[The input]
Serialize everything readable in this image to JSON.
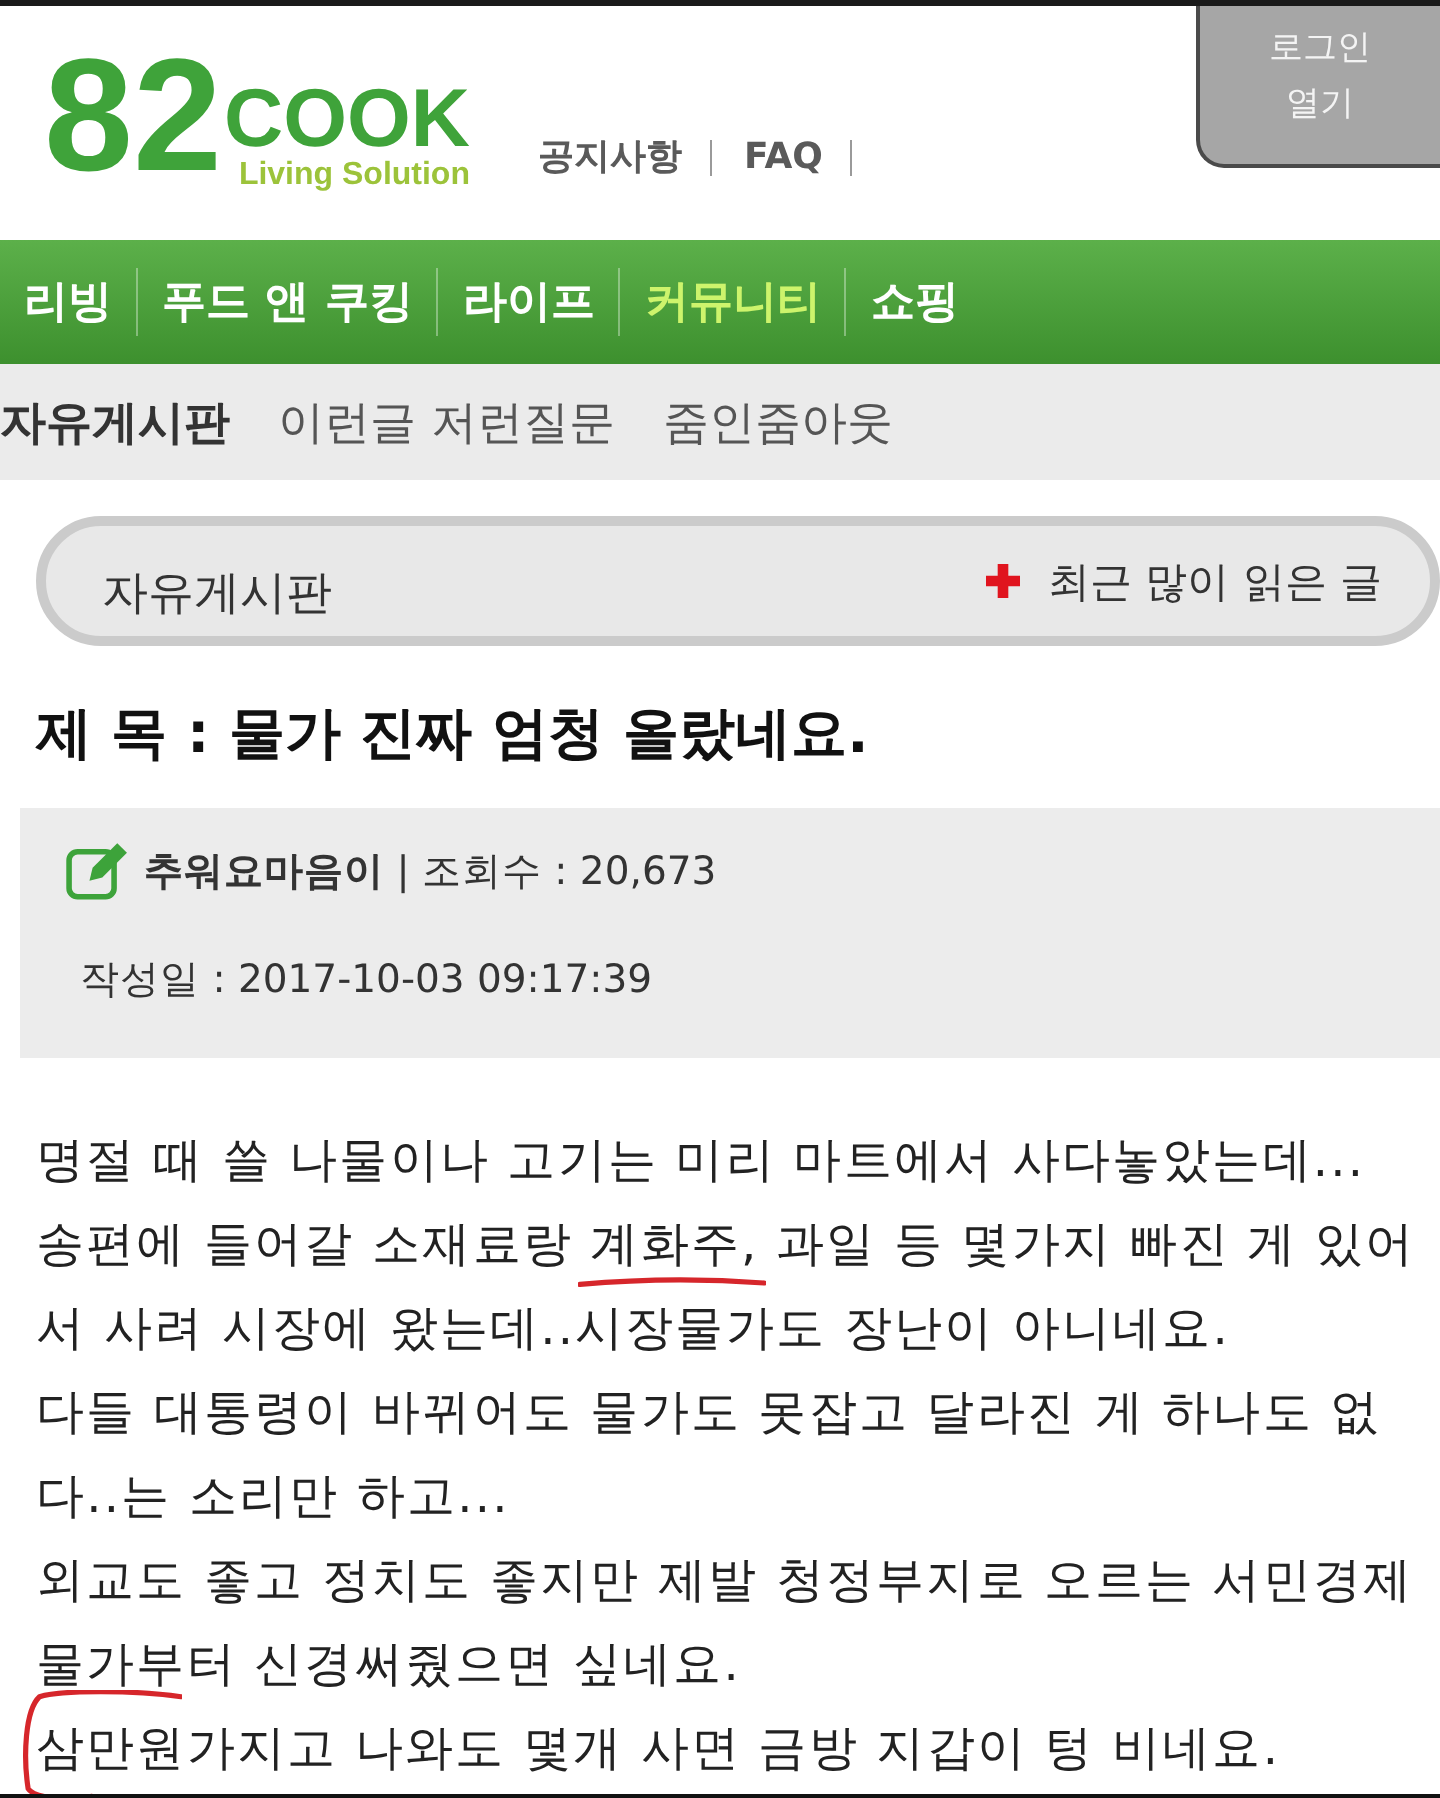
{
  "header": {
    "logo": {
      "number": "82",
      "wordmark": "COOK",
      "tagline": "Living Solution"
    },
    "links": [
      "공지사항",
      "FAQ"
    ],
    "login_button": {
      "label": "로그인\n열기"
    }
  },
  "nav": {
    "items": [
      {
        "label": "리빙",
        "selected": false
      },
      {
        "label": "푸드 앤 쿠킹",
        "selected": false
      },
      {
        "label": "라이프",
        "selected": false
      },
      {
        "label": "커뮤니티",
        "selected": true
      },
      {
        "label": "쇼핑",
        "selected": false
      }
    ]
  },
  "sub_nav": {
    "items": [
      {
        "label": "자유게시판",
        "selected": true
      },
      {
        "label": "이런글 저런질문",
        "selected": false
      },
      {
        "label": "줌인줌아웃",
        "selected": false
      }
    ]
  },
  "board_bar": {
    "title": "자유게시판",
    "link": "최근 많이 읽은 글"
  },
  "post": {
    "title": "제 목 : 물가 진짜 엄청 올랐네요.",
    "meta": "**추워요마음이** | 조회수 : 20,673",
    "date": "작성일 : 2017-10-03 09:17:39",
    "body_lines": [
      {
        "segments": [
          {
            "kind": "plain",
            "text": "명절 때 쓸 나물이나 고기는 미리 마트에서 사다놓았는데..."
          }
        ]
      },
      {
        "segments": [
          {
            "kind": "plain",
            "text": "송편에 들어갈 소재료랑 "
          },
          {
            "kind": "underlined",
            "text": "계화주,"
          },
          {
            "kind": "plain",
            "text": " 과일 등 몇가지 빠진 게 있어"
          }
        ]
      },
      {
        "segments": [
          {
            "kind": "plain",
            "text": "서 사려 시장에 왔는데..시장물가도 장난이 아니네요."
          }
        ]
      },
      {
        "segments": [
          {
            "kind": "plain",
            "text": "다들 대통령이 바뀌어도 물가도 못잡고 달라진 게 하나도 없"
          }
        ]
      },
      {
        "segments": [
          {
            "kind": "plain",
            "text": "다..는 소리만 하고..."
          }
        ]
      },
      {
        "segments": [
          {
            "kind": "plain",
            "text": "외교도 좋고 정치도 좋지만 제발 청정부지로 오르는 서민경제"
          }
        ]
      },
      {
        "segments": [
          {
            "kind": "plain",
            "text": "물가부터 신경써줬으면 싶네요."
          }
        ]
      },
      {
        "segments": [
          {
            "kind": "circled",
            "text": "삼만원"
          },
          {
            "kind": "plain",
            "text": "가지고 나와도 몇개 사면 금방 지갑이 텅 비네요."
          }
        ]
      }
    ]
  }
}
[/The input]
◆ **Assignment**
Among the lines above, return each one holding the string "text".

◆ **The answer**
            "text": "명절 때 쓸 나물이나 고기는 미리 마트에서 사다놓았는데..."
            "text": "송편에 들어갈 소재료랑 "
            "text": "계화주,"
            "text": " 과일 등 몇가지 빠진 게 있어"
            "text": "서 사려 시장에 왔는데..시장물가도 장난이 아니네요."
            "text": "다들 대통령이 바뀌어도 물가도 못잡고 달라진 게 하나도 없"
            "text": "다..는 소리만 하고..."
            "text": "외교도 좋고 정치도 좋지만 제발 청정부지로 오르는 서민경제"
            "text": "물가부터 신경써줬으면 싶네요."
            "text": "삼만원"
            "text": "가지고 나와도 몇개 사면 금방 지갑이 텅 비네요."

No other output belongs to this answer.